• Task to carry out:
The answer should consist of all the records, written out word for word.

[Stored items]
┏━━

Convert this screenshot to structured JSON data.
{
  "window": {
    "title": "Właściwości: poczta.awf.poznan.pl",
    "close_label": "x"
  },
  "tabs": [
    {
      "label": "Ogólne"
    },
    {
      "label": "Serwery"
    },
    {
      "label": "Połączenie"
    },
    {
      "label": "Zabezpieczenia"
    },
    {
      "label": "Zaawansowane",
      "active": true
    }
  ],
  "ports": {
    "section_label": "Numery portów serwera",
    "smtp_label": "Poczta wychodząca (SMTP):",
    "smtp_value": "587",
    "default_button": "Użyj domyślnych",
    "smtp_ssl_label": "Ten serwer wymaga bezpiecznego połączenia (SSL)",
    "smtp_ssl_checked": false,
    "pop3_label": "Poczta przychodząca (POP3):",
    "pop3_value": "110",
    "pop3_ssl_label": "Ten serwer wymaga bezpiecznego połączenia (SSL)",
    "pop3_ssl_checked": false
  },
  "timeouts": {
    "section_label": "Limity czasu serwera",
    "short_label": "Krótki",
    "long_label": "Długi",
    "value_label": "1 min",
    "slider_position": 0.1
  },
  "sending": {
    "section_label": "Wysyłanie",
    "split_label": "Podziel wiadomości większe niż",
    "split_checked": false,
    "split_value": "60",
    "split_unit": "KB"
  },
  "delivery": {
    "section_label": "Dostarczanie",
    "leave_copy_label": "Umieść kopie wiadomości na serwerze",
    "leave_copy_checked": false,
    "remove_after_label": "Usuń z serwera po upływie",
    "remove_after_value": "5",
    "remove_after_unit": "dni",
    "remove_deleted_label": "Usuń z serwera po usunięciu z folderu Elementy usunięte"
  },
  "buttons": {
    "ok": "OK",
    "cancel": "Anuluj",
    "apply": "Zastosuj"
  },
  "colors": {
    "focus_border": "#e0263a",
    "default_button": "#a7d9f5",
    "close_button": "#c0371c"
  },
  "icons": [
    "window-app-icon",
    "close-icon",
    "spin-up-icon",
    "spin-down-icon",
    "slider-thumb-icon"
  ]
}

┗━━

• Exercise solution:
Convert this screenshot to structured JSON data.
{
  "window": {
    "title": "Właściwości: poczta.awf.poznan.pl",
    "close_label": "x"
  },
  "tabs": [
    {
      "label": "Ogólne"
    },
    {
      "label": "Serwery"
    },
    {
      "label": "Połączenie"
    },
    {
      "label": "Zabezpieczenia"
    },
    {
      "label": "Zaawansowane",
      "active": true
    }
  ],
  "ports": {
    "section_label": "Numery portów serwera",
    "smtp_label": "Poczta wychodząca (SMTP):",
    "smtp_value": "587",
    "default_button": "Użyj domyślnych",
    "smtp_ssl_label": "Ten serwer wymaga bezpiecznego połączenia (SSL)",
    "smtp_ssl_checked": false,
    "pop3_label": "Poczta przychodząca (POP3):",
    "pop3_value": "110",
    "pop3_ssl_label": "Ten serwer wymaga bezpiecznego połączenia (SSL)",
    "pop3_ssl_checked": false
  },
  "timeouts": {
    "section_label": "Limity czasu serwera",
    "short_label": "Krótki",
    "long_label": "Długi",
    "value_label": "1 min",
    "slider_position": 0.1
  },
  "sending": {
    "section_label": "Wysyłanie",
    "split_label": "Podziel wiadomości większe niż",
    "split_checked": false,
    "split_value": "60",
    "split_unit": "KB"
  },
  "delivery": {
    "section_label": "Dostarczanie",
    "leave_copy_label": "Umieść kopie wiadomości na serwerze",
    "leave_copy_checked": false,
    "remove_after_label": "Usuń z serwera po upływie",
    "remove_after_value": "5",
    "remove_after_unit": "dni",
    "remove_deleted_label": "Usuń z serwera po usunięciu z folderu Elementy usunięte"
  },
  "buttons": {
    "ok": "OK",
    "cancel": "Anuluj",
    "apply": "Zastosuj"
  },
  "colors": {
    "focus_border": "#e0263a",
    "default_button": "#a7d9f5",
    "close_button": "#c0371c"
  },
  "icons": [
    "window-app-icon",
    "close-icon",
    "spin-up-icon",
    "spin-down-icon",
    "slider-thumb-icon"
  ]
}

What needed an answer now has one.